Research in the Sander group is focused on understanding the molecular mechanisms that underlie the formation and function of insulin-producing beta cells in the pancreas, which are affected in diabetes. Our laboratory aims to identify strategies for beta cell regeneration and replacement in order to develop novel treatments for diabetes.
To understand cellular processes leading to diabetes, we employ genetic human pluripotent stem cell (hPSC)-based and mouse models. We interrogate these models with massively parallel sequencing and bioinformatic approaches and use functional assays to link molecular phenotypes to cell function and whole body physiology.

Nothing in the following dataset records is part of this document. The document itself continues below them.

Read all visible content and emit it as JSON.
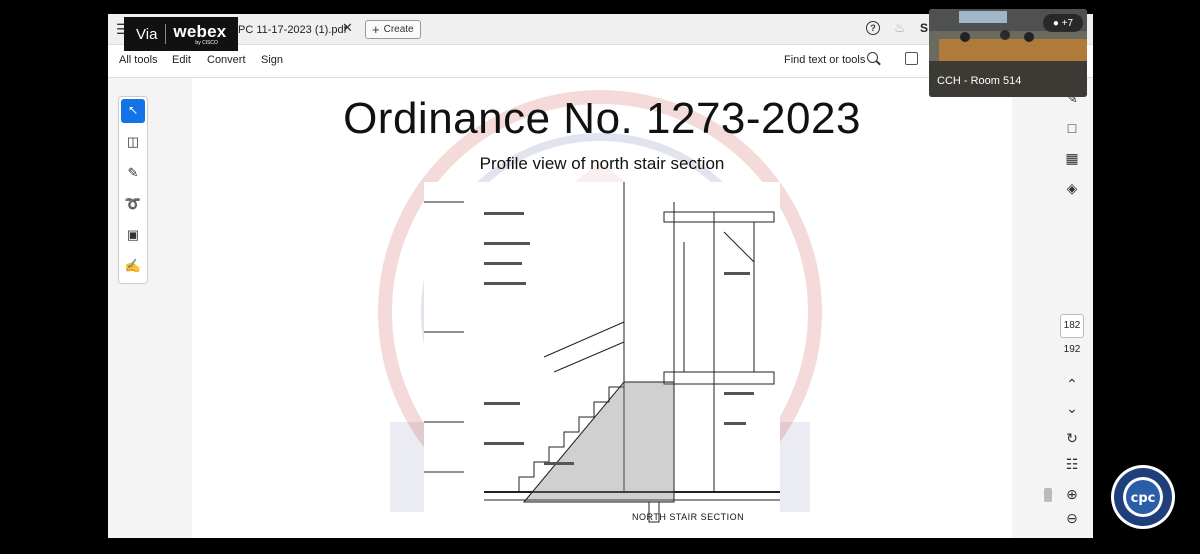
{
  "webex": {
    "via": "Via",
    "brand": "webex",
    "sub": "by CISCO"
  },
  "tab": {
    "doc_title": "PC 11-17-2023 (1).pdf",
    "create_label": "Create"
  },
  "header": {
    "help": "?",
    "avatar": "S"
  },
  "menu": {
    "items": [
      "All tools",
      "Edit",
      "Convert",
      "Sign"
    ],
    "find": "Find text or tools"
  },
  "slide": {
    "title": "Ordinance No. 1273-2023",
    "subtitle": "Profile view of north stair section",
    "caption": "NORTH STAIR SECTION"
  },
  "pages": {
    "current": "182",
    "total": "192"
  },
  "video": {
    "room_label": "CCH - Room 514",
    "participants": "+7"
  },
  "colors": {
    "accent": "#1473e6",
    "watermark_red": "#c0392b",
    "watermark_blue": "#2e3a8c"
  }
}
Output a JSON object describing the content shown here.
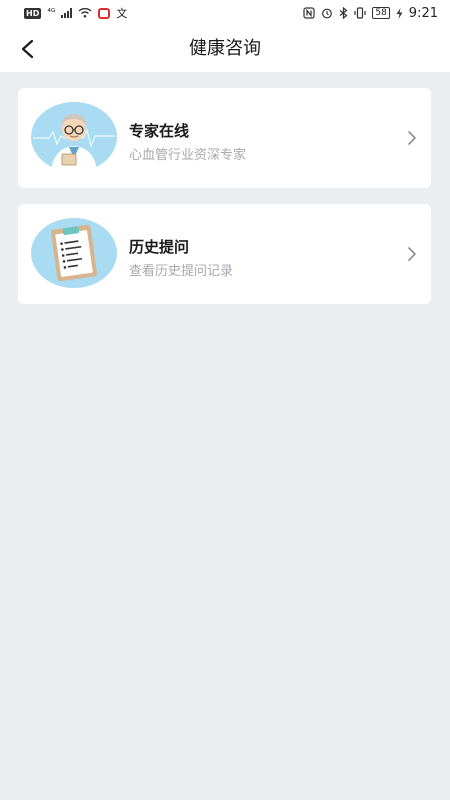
{
  "status_bar": {
    "hd": "HD",
    "network": "⁴ᴳ",
    "ime": "文",
    "battery": "58",
    "time": "9:21"
  },
  "header": {
    "title": "健康咨询"
  },
  "cards": [
    {
      "title": "专家在线",
      "subtitle": "心血管行业资深专家",
      "icon": "doctor-avatar"
    },
    {
      "title": "历史提问",
      "subtitle": "查看历史提问记录",
      "icon": "clipboard"
    }
  ],
  "colors": {
    "background": "#ECEDF1",
    "card": "#FFFFFF",
    "avatar_bg": "#A9DCF3",
    "subtitle": "#A8A8AE"
  }
}
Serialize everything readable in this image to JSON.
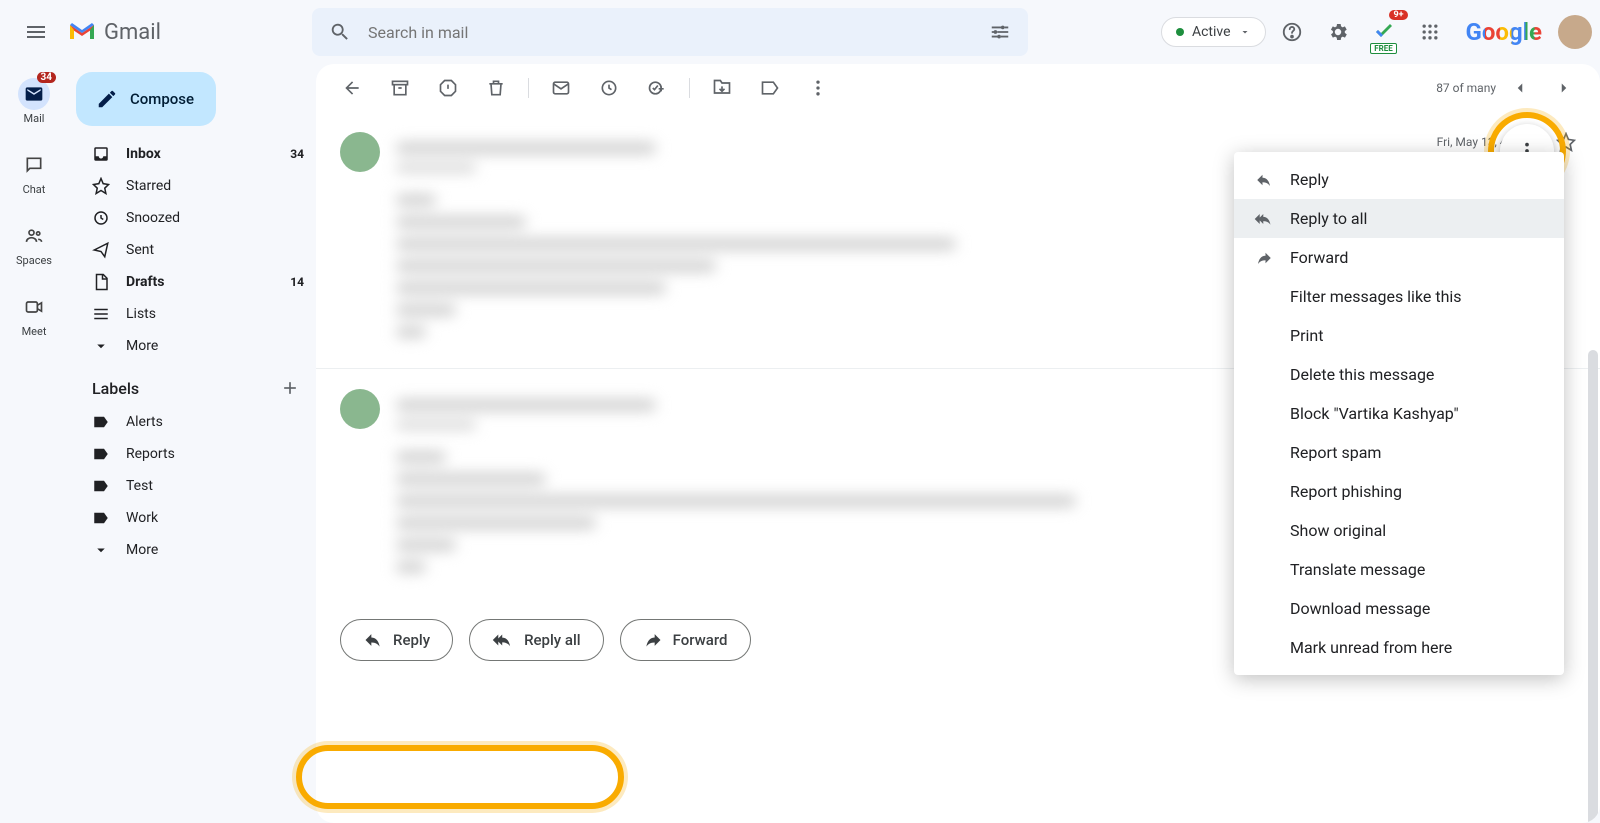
{
  "header": {
    "product": "Gmail",
    "search_placeholder": "Search in mail",
    "status": "Active",
    "notif_badge": "9+",
    "free_tag": "FREE",
    "google": "Google"
  },
  "rail": {
    "items": [
      {
        "label": "Mail",
        "badge": "34"
      },
      {
        "label": "Chat"
      },
      {
        "label": "Spaces"
      },
      {
        "label": "Meet"
      }
    ]
  },
  "sidebar": {
    "compose": "Compose",
    "nav": [
      {
        "label": "Inbox",
        "count": "34",
        "bold": true
      },
      {
        "label": "Starred"
      },
      {
        "label": "Snoozed"
      },
      {
        "label": "Sent"
      },
      {
        "label": "Drafts",
        "count": "14",
        "bold": true
      },
      {
        "label": "Lists"
      },
      {
        "label": "More"
      }
    ],
    "labels_header": "Labels",
    "labels": [
      {
        "label": "Alerts"
      },
      {
        "label": "Reports"
      },
      {
        "label": "Test"
      },
      {
        "label": "Work"
      },
      {
        "label": "More"
      }
    ]
  },
  "toolbar": {
    "position": "87 of many"
  },
  "messages": [
    {
      "date": "Fri, May 13, 4:32 PM"
    }
  ],
  "reply_bar": {
    "reply": "Reply",
    "reply_all": "Reply all",
    "forward": "Forward"
  },
  "context_menu": {
    "items": [
      {
        "label": "Reply",
        "icon": "reply"
      },
      {
        "label": "Reply to all",
        "icon": "reply-all",
        "hover": true
      },
      {
        "label": "Forward",
        "icon": "forward"
      },
      {
        "label": "Filter messages like this"
      },
      {
        "label": "Print"
      },
      {
        "label": "Delete this message"
      },
      {
        "label": "Block \"Vartika Kashyap\""
      },
      {
        "label": "Report spam"
      },
      {
        "label": "Report phishing"
      },
      {
        "label": "Show original"
      },
      {
        "label": "Translate message"
      },
      {
        "label": "Download message"
      },
      {
        "label": "Mark unread from here"
      }
    ]
  }
}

Our research is multi-disciplinary and highly collaborative. As part of the NIH-funded Human Islet Research Network (HIRN) we are generating a 3D islet organoid on a Chip and as part of the NIH-funded T2D-GENES Consortium we are using hPSC models to establish how genetic risk for diabetes causes cellular phenotypes.
CIRM intern Michael Schlichting joins the Sander lab
The Sander lab publishes paper in Cell Metabolism: "Pseudotemporal Ordering of Single Cells Reveals Metabolic Control of Postnatal Beta Cell Proliferation"
Zeng and Mulas et al., 2017, Cell Metabolism 25, 1160–1175